Given my two-camera approach for paid sessions on location (a 35mm f/2 on one camera and and 85mm f/1.8 on the other), I wasn’t thinking of using this much on regular shoots.
But I might try it in place of the 35mm f/2, so I can go wider still – there’s a big difference between 24mm and 35mm (much more obvious than, say, the difference between 70mm and 81mm).
I can also see other professional uses for the lens, mainly in studio-type shooting. The times I have used the 24-105mm professionally have been school class photos (where I was shooting at f/8 and on a tripod), and the indoor portrait sessions, where I used off-camera flash. In other words, work in a controlled environment where the flexibility of the zoom was more important than narrow depth of field, and the lens was in its sweet spot as far as sharpness was concerned.
Soon after the Sigma arrived, I volunteered my time (with fellow photographers Minesh Bacrania, Charles Kiyanda and Henrik Sandin) to work on Santa Fe’s Help Portrait – we shot portraits for the growers, farm workers and vendors at the Santa Fe Farmers Market. We shot hundreds and hundreds of frames using the 24-70 in a studio-type setup with backfrops and off-camera flashes and it did really well.
To me, wider aperture offered by the Sigma at f/2.8 was the single biggest reason for replacing the 24-105mm f/4 – to create the most useful walkaround lens when I’m only using one body.

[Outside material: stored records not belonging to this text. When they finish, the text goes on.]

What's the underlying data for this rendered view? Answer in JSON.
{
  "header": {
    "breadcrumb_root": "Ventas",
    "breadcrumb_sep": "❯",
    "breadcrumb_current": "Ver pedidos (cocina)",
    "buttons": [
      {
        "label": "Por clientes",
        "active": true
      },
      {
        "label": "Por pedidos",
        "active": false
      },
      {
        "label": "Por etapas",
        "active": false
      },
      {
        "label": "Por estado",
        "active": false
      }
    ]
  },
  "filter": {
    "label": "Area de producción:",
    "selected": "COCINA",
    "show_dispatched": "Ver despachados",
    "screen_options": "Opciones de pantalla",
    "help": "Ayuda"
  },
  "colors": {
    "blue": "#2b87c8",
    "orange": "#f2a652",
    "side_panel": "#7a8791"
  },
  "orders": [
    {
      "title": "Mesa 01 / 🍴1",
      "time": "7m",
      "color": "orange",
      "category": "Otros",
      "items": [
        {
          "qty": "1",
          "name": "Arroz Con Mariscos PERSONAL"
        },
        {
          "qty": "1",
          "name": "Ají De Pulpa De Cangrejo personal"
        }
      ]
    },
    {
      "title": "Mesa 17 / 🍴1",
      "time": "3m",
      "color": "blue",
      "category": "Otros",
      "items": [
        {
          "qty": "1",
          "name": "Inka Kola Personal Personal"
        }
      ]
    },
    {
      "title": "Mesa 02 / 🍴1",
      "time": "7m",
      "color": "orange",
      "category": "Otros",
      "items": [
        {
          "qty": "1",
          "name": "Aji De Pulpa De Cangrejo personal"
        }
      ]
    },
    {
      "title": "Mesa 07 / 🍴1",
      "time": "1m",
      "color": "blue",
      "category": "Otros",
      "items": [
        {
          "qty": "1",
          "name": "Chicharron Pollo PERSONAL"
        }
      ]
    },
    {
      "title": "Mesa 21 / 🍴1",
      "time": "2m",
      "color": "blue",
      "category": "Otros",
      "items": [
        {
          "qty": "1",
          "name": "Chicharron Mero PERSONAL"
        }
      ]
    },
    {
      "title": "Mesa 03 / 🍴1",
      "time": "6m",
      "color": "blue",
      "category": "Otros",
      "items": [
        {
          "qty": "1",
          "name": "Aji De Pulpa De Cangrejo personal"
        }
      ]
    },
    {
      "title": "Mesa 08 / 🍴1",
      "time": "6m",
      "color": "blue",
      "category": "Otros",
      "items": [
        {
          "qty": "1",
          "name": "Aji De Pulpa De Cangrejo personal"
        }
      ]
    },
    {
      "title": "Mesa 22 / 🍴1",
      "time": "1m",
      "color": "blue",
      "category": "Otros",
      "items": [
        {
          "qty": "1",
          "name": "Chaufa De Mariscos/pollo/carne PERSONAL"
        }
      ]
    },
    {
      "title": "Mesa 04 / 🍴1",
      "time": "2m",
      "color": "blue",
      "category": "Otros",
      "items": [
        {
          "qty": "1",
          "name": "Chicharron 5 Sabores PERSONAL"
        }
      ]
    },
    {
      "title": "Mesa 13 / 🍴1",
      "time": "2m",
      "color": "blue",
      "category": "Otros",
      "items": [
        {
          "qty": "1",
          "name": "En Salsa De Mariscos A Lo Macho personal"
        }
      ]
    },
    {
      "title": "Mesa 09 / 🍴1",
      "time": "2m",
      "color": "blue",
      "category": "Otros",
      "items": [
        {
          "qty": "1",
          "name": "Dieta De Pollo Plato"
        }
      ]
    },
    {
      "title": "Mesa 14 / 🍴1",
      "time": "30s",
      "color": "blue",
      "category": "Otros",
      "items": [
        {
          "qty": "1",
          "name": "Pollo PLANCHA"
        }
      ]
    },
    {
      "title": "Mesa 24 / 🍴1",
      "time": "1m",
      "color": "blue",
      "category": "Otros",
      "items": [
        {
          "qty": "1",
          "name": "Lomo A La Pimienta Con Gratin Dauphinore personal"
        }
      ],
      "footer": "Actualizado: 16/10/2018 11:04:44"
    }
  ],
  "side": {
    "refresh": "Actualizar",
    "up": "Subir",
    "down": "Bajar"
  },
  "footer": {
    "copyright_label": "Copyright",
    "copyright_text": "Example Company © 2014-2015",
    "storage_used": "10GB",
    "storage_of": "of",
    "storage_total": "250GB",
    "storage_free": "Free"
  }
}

Unless I’m under the sort of circumstances described above, I live under f/4, partly for the narrow depth of field and partly for manageable shutter speeds indoors.
On a full-frame camera, the Sigma vignettes a little wide at f/2.8, but that’s easily correctable if you don’t like it, but otherwise it’s sharp, contrasty and fast to focus. I’ve not tested it myself, but from reviews the vignetting understandably isn’t such an issue on smaller sensor cameras.

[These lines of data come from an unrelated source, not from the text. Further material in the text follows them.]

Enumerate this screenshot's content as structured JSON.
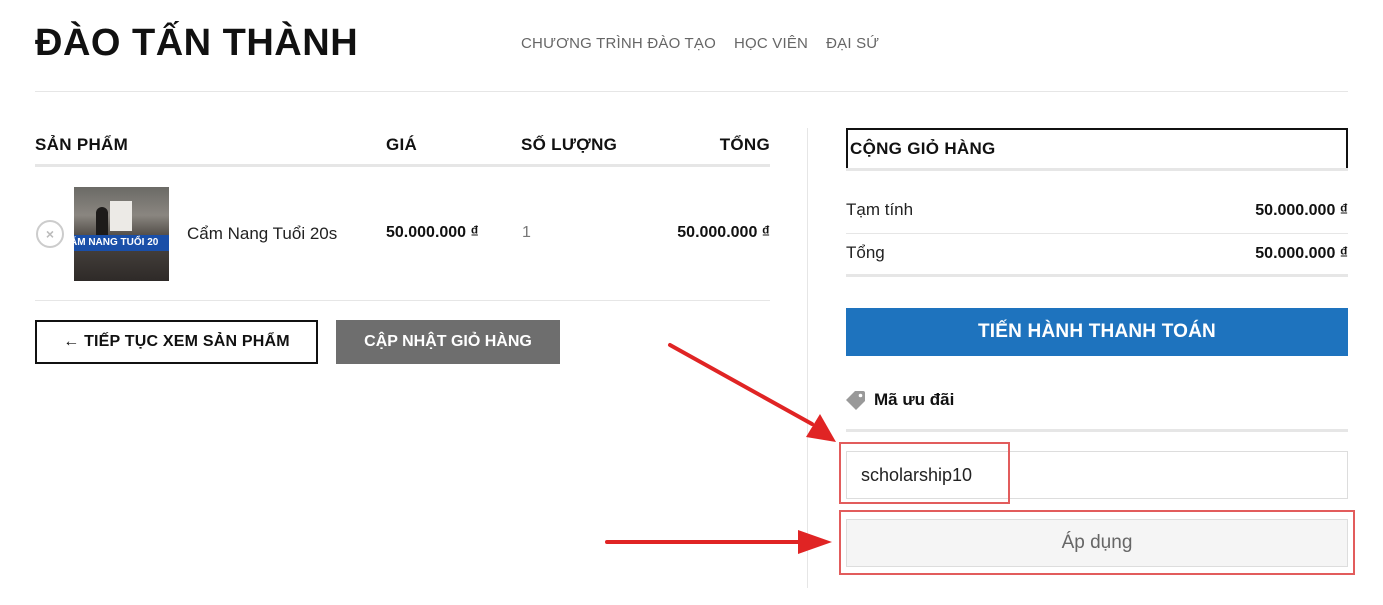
{
  "site": {
    "logo": "ĐÀO TẤN THÀNH"
  },
  "nav": {
    "items": [
      "CHƯƠNG TRÌNH ĐÀO TẠO",
      "HỌC VIÊN",
      "ĐẠI SỨ"
    ]
  },
  "cart": {
    "headers": {
      "product": "SẢN PHẨM",
      "price": "GIÁ",
      "quantity": "SỐ LƯỢNG",
      "total": "TỔNG"
    },
    "items": [
      {
        "remove_icon": "×",
        "thumb_text": "ẨM NANG TUỔI 20",
        "name": "Cẩm Nang Tuổi 20s",
        "price": "50.000.000 ₫",
        "quantity": "1",
        "total": "50.000.000 ₫"
      }
    ],
    "continue_label": "← TIẾP TỤC XEM SẢN PHẨM",
    "update_label": "CẬP NHẬT GIỎ HÀNG"
  },
  "totals": {
    "title": "CỘNG GIỎ HÀNG",
    "subtotal_label": "Tạm tính",
    "subtotal_value": "50.000.000 ₫",
    "total_label": "Tổng",
    "total_value": "50.000.000 ₫",
    "checkout_label": "TIẾN HÀNH THANH TOÁN"
  },
  "coupon": {
    "icon": "tag-icon",
    "title": "Mã ưu đãi",
    "value": "scholarship10",
    "apply_label": "Áp dụng"
  },
  "colors": {
    "accent": "#1e73be",
    "annotation": "#e02424",
    "highlight_box": "#e25c5c",
    "update_button": "#6e6e6e"
  }
}
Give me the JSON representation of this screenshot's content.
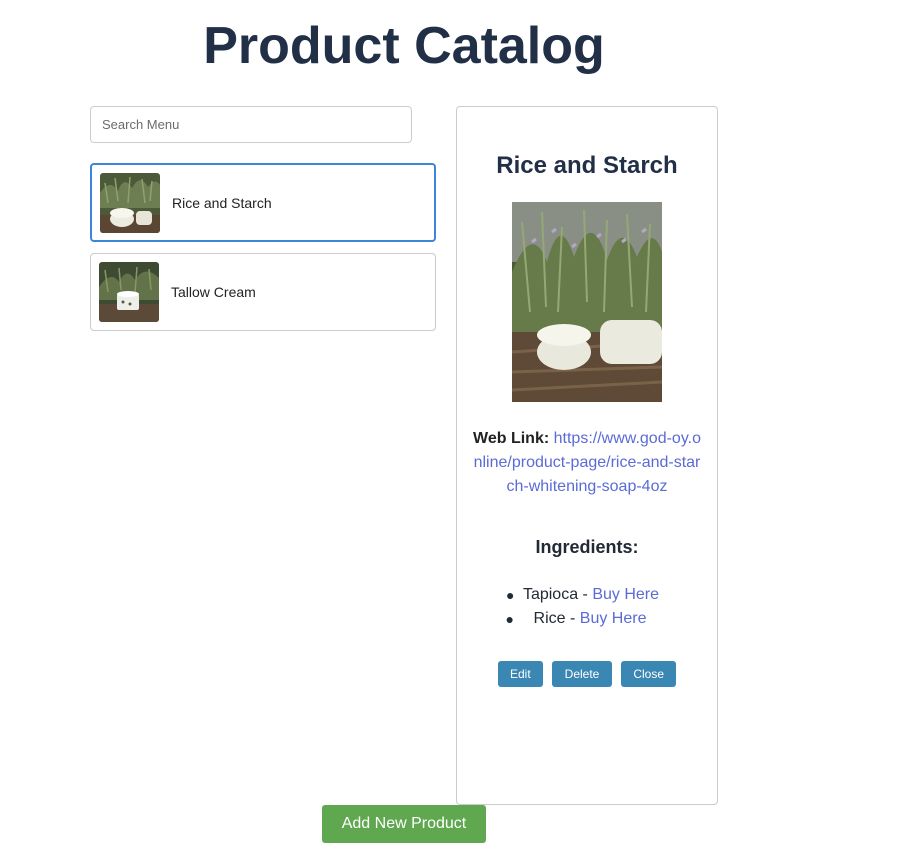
{
  "page": {
    "title": "Product Catalog"
  },
  "search": {
    "placeholder": "Search Menu",
    "value": ""
  },
  "products": [
    {
      "label": "Rice and Starch",
      "selected": true,
      "thumb_icon": "soap-bars-photo"
    },
    {
      "label": "Tallow Cream",
      "selected": false,
      "thumb_icon": "cream-jar-photo"
    }
  ],
  "detail": {
    "title": "Rice and Starch",
    "image_icon": "soap-bars-photo",
    "weblink_label": "Web Link:",
    "weblink_url": "https://www.god-oy.online/product-page/rice-and-starch-whitening-soap-4oz",
    "ingredients_title": "Ingredients:",
    "ingredients": [
      {
        "name": "Tapioca",
        "separator": " - ",
        "link_label": "Buy Here"
      },
      {
        "name": "Rice",
        "separator": " - ",
        "link_label": "Buy Here"
      }
    ],
    "buttons": {
      "edit": "Edit",
      "delete": "Delete",
      "close": "Close"
    }
  },
  "add_button": {
    "label": "Add New Product"
  },
  "colors": {
    "title": "#223047",
    "link": "#5a6bd6",
    "action_button": "#3a87b4",
    "add_button": "#5fa84f",
    "selected_border": "#3b86d9"
  }
}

See the vignette against the white wall on the left? Canon 5D II w. Sigma 24-70mm f/2.8 IF EX DG HSM at 55mm. f/2.8, 1/1000, ISO 800. Some levels and contrast adjustments - so the vignette wouldn't be so noticeable straight out of camera.

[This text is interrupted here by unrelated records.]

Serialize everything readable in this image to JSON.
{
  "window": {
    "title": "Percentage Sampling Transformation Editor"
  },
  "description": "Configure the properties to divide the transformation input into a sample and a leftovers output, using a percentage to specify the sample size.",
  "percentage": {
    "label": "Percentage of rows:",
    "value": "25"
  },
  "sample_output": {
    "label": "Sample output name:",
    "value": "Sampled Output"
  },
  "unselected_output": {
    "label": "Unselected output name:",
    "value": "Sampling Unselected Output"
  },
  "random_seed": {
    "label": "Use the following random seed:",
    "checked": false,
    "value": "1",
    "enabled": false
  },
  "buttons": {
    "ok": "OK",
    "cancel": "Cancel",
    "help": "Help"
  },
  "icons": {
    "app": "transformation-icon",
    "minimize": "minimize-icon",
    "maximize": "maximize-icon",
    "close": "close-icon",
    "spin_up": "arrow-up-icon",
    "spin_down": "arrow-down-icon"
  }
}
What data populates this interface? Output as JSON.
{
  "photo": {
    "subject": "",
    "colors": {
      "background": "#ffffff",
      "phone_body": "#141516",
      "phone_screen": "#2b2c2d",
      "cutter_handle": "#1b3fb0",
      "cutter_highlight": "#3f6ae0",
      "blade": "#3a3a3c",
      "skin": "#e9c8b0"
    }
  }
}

If I’m carrying one camera around, and want it to be more flexible than the Olympus EPL-2 and Panasonic 20mm f/1.7 duo that’s almost always with me, then the 5dII with the Sigma 24-70mm is now my go-to choice.
Early (very early) on Christmas morning, that was the setup I grabbed to photograph Miss F opening her presents. I still adhere to the idea that if you’ve got 2 cameras to hand, a wide prime and a tighter prime offer the best combination for ultimate quality. But when you’re bleary-eyed and only want to have one camera around your neck, then this fast zoom really shines.
I could get the wide establishing shots, and the capture-the-details tighter images without any bother, all while blurring the background and keeping the shutter speed fast without jacking up the ISO too much.
- While it’s lighter and shorter than the Canon 24-70 and has a lens hood you can turn round on the lens and still put the camera down, it’s still pretty chunky. To me, its size and weight are an advantage compared to its competitors, but it’s a lot more substantial than most primes.
- It’s not weather-sealed like the Canon L lenses, and it takes crazy wide 82mm filters, which you probably won’t have to hand from your other lenses.
- I got a good copy this time, but had a dodgy one before. For this much money, you’d like Sigma to get the quality control right, so there’s no messing. So I’d recommend buying it locally or from someone with good returns policy so you can check it out well.
- Great image quality – sharp, with good contrast
- F/2.8 for good low light and narrow depth of field options
- Cheaper than the Canon alternatives
- Built like a tank (except for the weather sealing). So it will take a beating, just don’t take it out in a downpour or sandstorm.
I like this copy of the Sigma 24-70mm f/2.8 IF EX DG HSM . To the point where the Canon 24-105mm went off to eBay, and if you offered me the Canon EF 24-70mm f/2.8L USM in its place, I don’t think I’d take it. Just make sure you get a good one.